The science of invisibility cloaks
(Nanowerk News) Whether it’s Harry Potter or Star Trek, Hollywood scriptwriters have recognised the storytelling appeal of the ‘invisibility cloak’. While most of us are simply happy with the thrill of special effects, one scientist has been inspired to try and make these cinematic fantasies real. Thanks to The Royal Society's Theo Murphy Blue Skies Award, Professor Ulf Leonhardt, who holds the Chair in Theoretical Physics at The University of St Andrews, will spend the next two years working on a blueprint for a cloaking device.
Bending of light
Leonhardt’s interest in this field goes back to his days studying at the University of Um in Germany, (coincidentally Einstein was born in Um) and wanted to teach a course on Special Relativity and General Relativity.
‘But I had never learned General Relativity myself,’ he explains, ‘I never attended a course, I learned by giving a course!

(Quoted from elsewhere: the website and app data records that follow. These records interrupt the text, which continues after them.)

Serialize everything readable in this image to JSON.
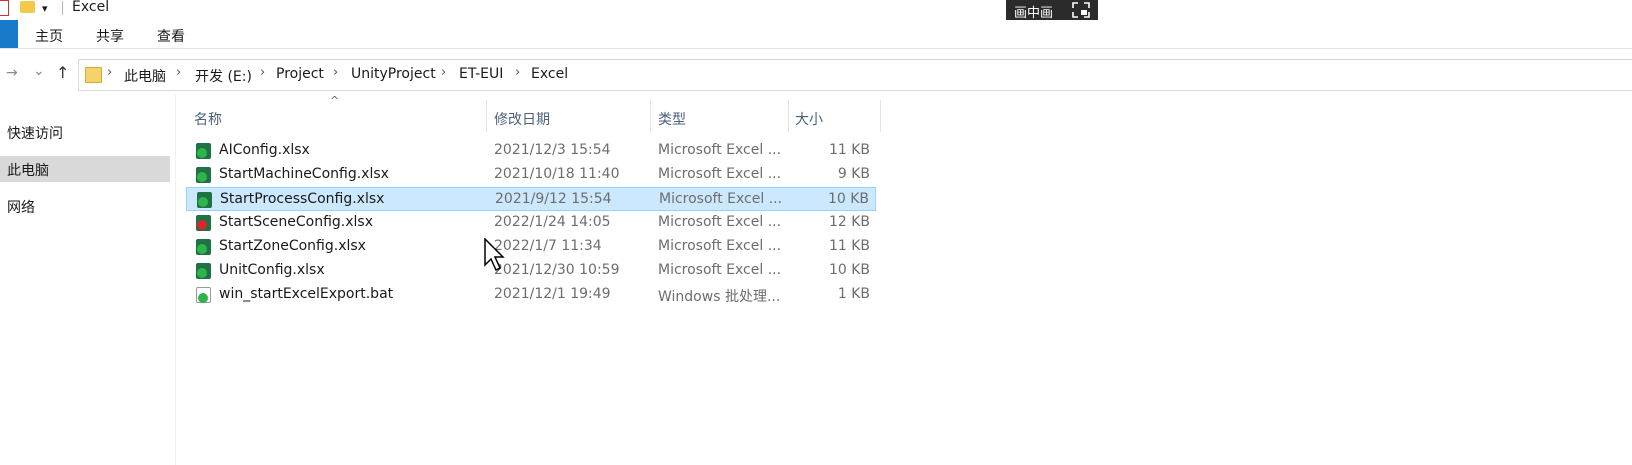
{
  "window": {
    "title": "Excel",
    "qa_dropdown": "▾"
  },
  "pip": {
    "label": "画中画"
  },
  "ribbon": {
    "file_tab": "",
    "tabs": [
      "主页",
      "共享",
      "查看"
    ]
  },
  "nav": {
    "back": "←",
    "forward": "→",
    "history": "⌄",
    "up": "↑"
  },
  "breadcrumb": [
    "此电脑",
    "开发 (E:)",
    "Project",
    "UnityProject",
    "ET-EUI",
    "Excel"
  ],
  "navpane": {
    "items": [
      "快速访问",
      "此电脑",
      "网络"
    ]
  },
  "columns": {
    "name": "名称",
    "date": "修改日期",
    "type": "类型",
    "size": "大小"
  },
  "sort_indicator": "^",
  "files": [
    {
      "name": "AIConfig.xlsx",
      "date": "2021/12/3 15:54",
      "type": "Microsoft Excel ...",
      "size": "11 KB",
      "icon": "excel-synced"
    },
    {
      "name": "StartMachineConfig.xlsx",
      "date": "2021/10/18 11:40",
      "type": "Microsoft Excel ...",
      "size": "9 KB",
      "icon": "excel-synced"
    },
    {
      "name": "StartProcessConfig.xlsx",
      "date": "2021/9/12 15:54",
      "type": "Microsoft Excel ...",
      "size": "10 KB",
      "icon": "excel-synced"
    },
    {
      "name": "StartSceneConfig.xlsx",
      "date": "2022/1/24 14:05",
      "type": "Microsoft Excel ...",
      "size": "12 KB",
      "icon": "excel-error"
    },
    {
      "name": "StartZoneConfig.xlsx",
      "date": "2022/1/7 11:34",
      "type": "Microsoft Excel ...",
      "size": "11 KB",
      "icon": "excel-synced"
    },
    {
      "name": "UnitConfig.xlsx",
      "date": "2021/12/30 10:59",
      "type": "Microsoft Excel ...",
      "size": "10 KB",
      "icon": "excel-synced"
    },
    {
      "name": "win_startExcelExport.bat",
      "date": "2021/12/1 19:49",
      "type": "Windows 批处理...",
      "size": "1 KB",
      "icon": "bat-synced"
    }
  ],
  "colors": {
    "selection_bg": "#cce8ff",
    "selection_border": "#99d1ff",
    "file_tab": "#1979ca"
  }
}
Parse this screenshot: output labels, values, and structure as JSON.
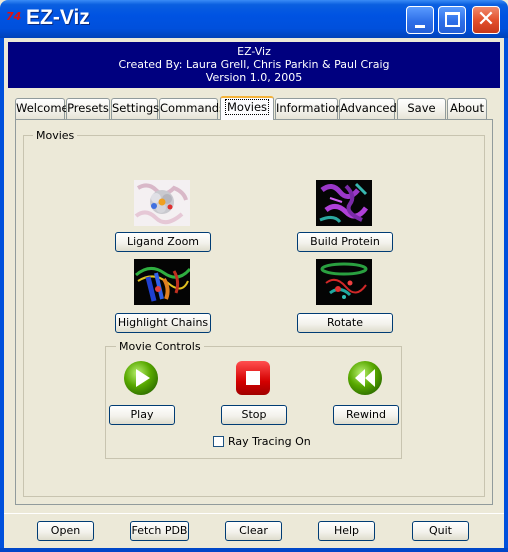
{
  "window": {
    "title": "EZ-Viz",
    "app_icon": "74"
  },
  "banner": {
    "line1": "EZ-Viz",
    "line2": "Created By: Laura Grell, Chris Parkin & Paul Craig",
    "line3": "Version 1.0, 2005"
  },
  "tabs": [
    {
      "label": "Welcome"
    },
    {
      "label": "Presets"
    },
    {
      "label": "Settings"
    },
    {
      "label": "Commands"
    },
    {
      "label": "Movies"
    },
    {
      "label": "Information"
    },
    {
      "label": "Advanced"
    },
    {
      "label": "Save"
    },
    {
      "label": "About"
    }
  ],
  "active_tab": "Movies",
  "movies": {
    "group_label": "Movies",
    "buttons": {
      "ligand_zoom": "Ligand Zoom",
      "build_protein": "Build Protein",
      "highlight_chains": "Highlight Chains",
      "rotate": "Rotate"
    }
  },
  "controls": {
    "group_label": "Movie Controls",
    "play": "Play",
    "stop": "Stop",
    "rewind": "Rewind",
    "ray_tracing_label": "Ray Tracing On",
    "ray_tracing_checked": false
  },
  "bottom": {
    "open": "Open",
    "fetch_pdb": "Fetch PDB",
    "clear": "Clear",
    "help": "Help",
    "quit": "Quit"
  },
  "colors": {
    "titlebar": "#0053e2",
    "banner_bg": "#00007f",
    "play_green": "#58a800",
    "stop_red": "#d40000",
    "active_tab_accent": "#f4b33a"
  },
  "icons": {
    "minimize": "minimize-icon",
    "maximize": "maximize-icon",
    "close": "close-icon",
    "play": "play-icon",
    "stop": "stop-icon",
    "rewind": "rewind-icon"
  }
}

I looked for connections between my research area which is Optics in general, and General Relativity, and this got me into this field.’

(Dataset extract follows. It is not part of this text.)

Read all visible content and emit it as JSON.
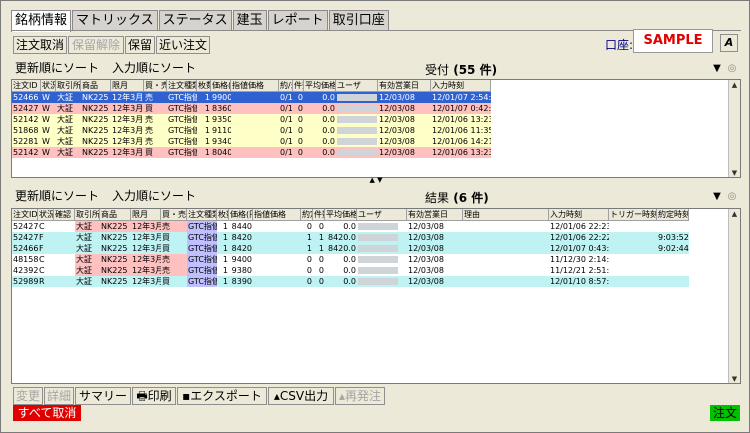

Leonhardt’s work approaches the idea of invisibility, through looking at optical illusions brought about by the bending of light. For example, in the desert, light rays from the sky are bent in the thin air above the sand, creating an apparent image of water. Another example of illusion created by the bending of light is when we see a fish in water. We don’t see exactly where the fish is, as the water surface refracts the light coming from the fish.
In 2002 Leonhardt found another part of the puzzle while attending a workshop at the Kavli Institute of Theoretical Physics in Santa Barbara, California.
‘There,’ he says, ‘I heard for the first time about metamaterials, and I felt immediately this is the answer to this.’
Metamaterials are sometimes described as designer atoms but according to Leonhardt the first metamaterial was actually invented by the Romans in the form of Ruby Glass. Scientists have shown that if you put an object into such a glass it will seem to disappear if you look at it through polarizing tinted glasses, it only works for one colour. The key to a functional ‘invisibility cloak’ is developing modern metamaterials. ‘What I like about it,’ says Leonhardt, ‘is that it can be imaginative research, it’s what I find fascinating about it.’